      • The Computer Ate My Nym

        I think it is actually a reasonable question to ask for a randomized
        controlled trial on a subject before drawing a conclusion, no?

        It depends on the context. A RCT of home versus hospital birth is never going to happen for a couple of reasons. One, there simply aren’t enough people willing to be randomized. To whom is either acceptable? Two, there is a great deal of evidence that home birth is dangerous. It’s not level I RCT evidence, but it’s consistent and convincing to the point that I wouldn’t consider a RCT of home versus hospital birth ethical: there’s too much evidence that the home birth side would be a danger.

        Also, it may be reasonable to ask for a RCT, but it’s not reasonable to say that if there is no RCT NO inference can be drawn, no matter how strong the epidemiologic, non-randomized, and even case report data is, which is what the typical “hyper-skeptic” does. Saying, “The evidence against the safety of home birth has to be examined carefully because, in the absence of RCT, the risk of bias is high” is reasonable. The statement, “There is no RCT of home versus hospital birth, therefore we can know nothing about the safety of home vs hospital birth” is not.

      • anion

        A large cooking website I frequent did a test (they cooked a lot of hamburgers) and concluded–based on internal temperature and visual cross-sections–that flipping hamburgers frequently (as opposed to the “only flip once” method) makes for more even cooking while still allowing for a nice sear.

        A guy showed up in the comments to argue that their test was invalid because they failed to calculate the “drop,” i.e. how far and how hard the burger landed when flipped, because the act of the burger “falling” onto the hot surface would cause the burger’s weight to press down on that surface, thus unfairly speeding cooking/providing extra heat penetration. A truly fair test would calculate the burger’s weight along with the velocity and the height of the “drop” in order to remove that unfair advantage. He was very, very insistent, and was utterly disgusted with the lackadaisical attitude toward the scientific method shown by the author of the piece. It turned into quite a lengthy derail.

        This was, again, a test about *hamburgers.*

        That’s the sort of thing I think of when I think of the Uber-Skeptic: someone so focused on proof and detail that they fail to see the big picture, or who demand that the unquantifiable be quantified and calculated to a hair or else it’s “not really proof.” People like that aren’t interested in discussing results; they’re interested in making everyone think they’re very smart and so, so much more scientific or skeptical than everyone else.

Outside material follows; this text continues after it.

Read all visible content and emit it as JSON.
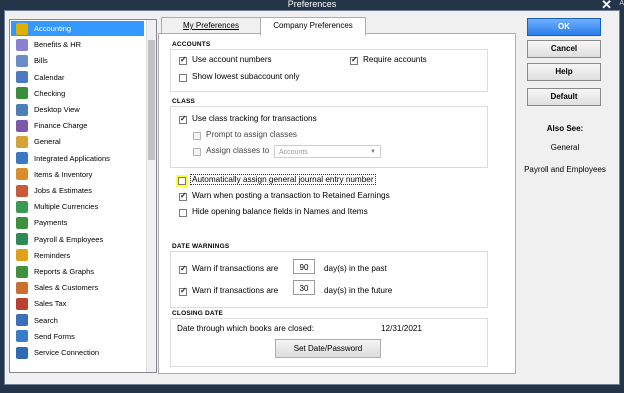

  • http://kumquatwriter.wordpress.com/ Kumquatwriter

    Spot on!